Public Lab Research note


Hope in Bloom: Hope in Balloon

by stevie | May 06, 2014 16:27 | 38 views | 4 comments | #10428 | 38 views | 4 comments | #10428 06 May 16:27

Read more: publiclab.org/n/10428


On Tuesday April 29th, Liz and myself met with El Puente Green Light District for their event “Hope In Bloom” in Brooklyn, NYC. Our event for the day was to do a balloon mapping of the gardens in the neighborhood with the students of El Puente Academy with the mission to engage the students on arial photography and highlight community garden spaces.

Liz spearheaded the mission of filling the balloon with helium from a store a good distance from the site of the first mapping. Before the students arrived to the garden, we attempted a trial run with the balloon and camera set. The weather had been blustery all morning with guests up to 15mph. We used two tethers to raise the balloon in hopes of keeping it steady in the wind. In spite of the fact that we had a generally clear overhead (with a single shed to the side and one pruned tree) the balloon was taken by a large gust of wind and plummeted towards the tree, popping on impact.

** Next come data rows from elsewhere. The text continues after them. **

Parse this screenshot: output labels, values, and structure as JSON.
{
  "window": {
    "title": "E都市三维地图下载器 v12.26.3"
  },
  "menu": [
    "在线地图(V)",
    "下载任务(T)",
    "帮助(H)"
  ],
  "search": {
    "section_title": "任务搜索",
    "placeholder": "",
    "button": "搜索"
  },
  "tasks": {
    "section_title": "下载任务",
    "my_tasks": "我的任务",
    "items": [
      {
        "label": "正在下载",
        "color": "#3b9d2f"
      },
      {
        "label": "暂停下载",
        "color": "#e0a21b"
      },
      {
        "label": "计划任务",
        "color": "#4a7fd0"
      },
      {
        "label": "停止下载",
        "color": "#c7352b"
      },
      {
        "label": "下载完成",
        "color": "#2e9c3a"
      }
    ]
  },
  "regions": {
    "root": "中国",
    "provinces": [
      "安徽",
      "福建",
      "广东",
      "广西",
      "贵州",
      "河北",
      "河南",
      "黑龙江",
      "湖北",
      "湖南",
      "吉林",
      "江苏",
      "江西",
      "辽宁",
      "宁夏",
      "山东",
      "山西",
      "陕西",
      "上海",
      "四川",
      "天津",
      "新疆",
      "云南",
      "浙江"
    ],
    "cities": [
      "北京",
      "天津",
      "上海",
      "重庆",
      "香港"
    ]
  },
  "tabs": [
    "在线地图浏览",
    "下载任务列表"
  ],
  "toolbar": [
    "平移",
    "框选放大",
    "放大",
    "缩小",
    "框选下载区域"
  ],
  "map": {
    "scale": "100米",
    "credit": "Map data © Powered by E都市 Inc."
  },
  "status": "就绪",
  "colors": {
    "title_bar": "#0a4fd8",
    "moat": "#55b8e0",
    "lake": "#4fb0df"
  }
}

Luckily, we had a second balloon on hand. We identified a shop about four blocks from the site that was abel to fill it. Although this new shop was in a good location for us, it did not have double doors. This meant that we would not be able to remove the balloon from the shop once it was filled. To tackle this obstacle, the cashier rolled the helium tank to the door of the shop and we filled the balloon through the doorway.

Once the balloon was filled we walked it back to the garden. At this point the students had arrived and were working on various projects in other groups. The balloon arose great interest among the students, but unfortunately we had not filled it with enough helium to support the camera case. Since the shop was only a few blocks away, I took the ballon back to be filled again. At this point, the weather had gotten worse. It began to rain and the wind had increased.

Back at the garden, we attached a third tether to the ballon in hopes of managing the wind. Although the balloon now would lift the camera set, it was still unsteady, diving and weaving about in the wind. At this point, we also started having problems with the camera. Perhaps due to the rain, the camera began shutting off in its casing.

All in all, we did not get arial photos that day. However, with a good bit of trial and error, and some great talks about arial photography, I believe we all walked away having had a good and successful experience. Perhaps next time the weather will be more in our favor.


4 Comments

What type of balloon are you using? Latex? Size?

Is this a question? Click here to post it to the Questions page.

Reply to this comment...


@ckmguy - I imagine it was the standard one in the balloon mapping kit.

Yikes, sounds like you could have used a kite, huh? I usually don't use a balloon if there is any noticeable wind at all -- did you see the wind guide on the Kite Mapping Tips page? http://publiclab.org/wiki/kite-mapping-tips

Is this a question? Click here to post it to the Questions page.

Reply to this comment...


the urban environment was too crowded with buildings to use a kite

Reply to this comment...


sounds like a good place for a pole. Love how inventive you got with the store owner and his tank.

Reply to this comment...


Login to comment.

Public Lab is open for anyone and will always be free. By signing up you'll join a diverse group of community researchers and tap into a lot of grassroots expertise.

Sign up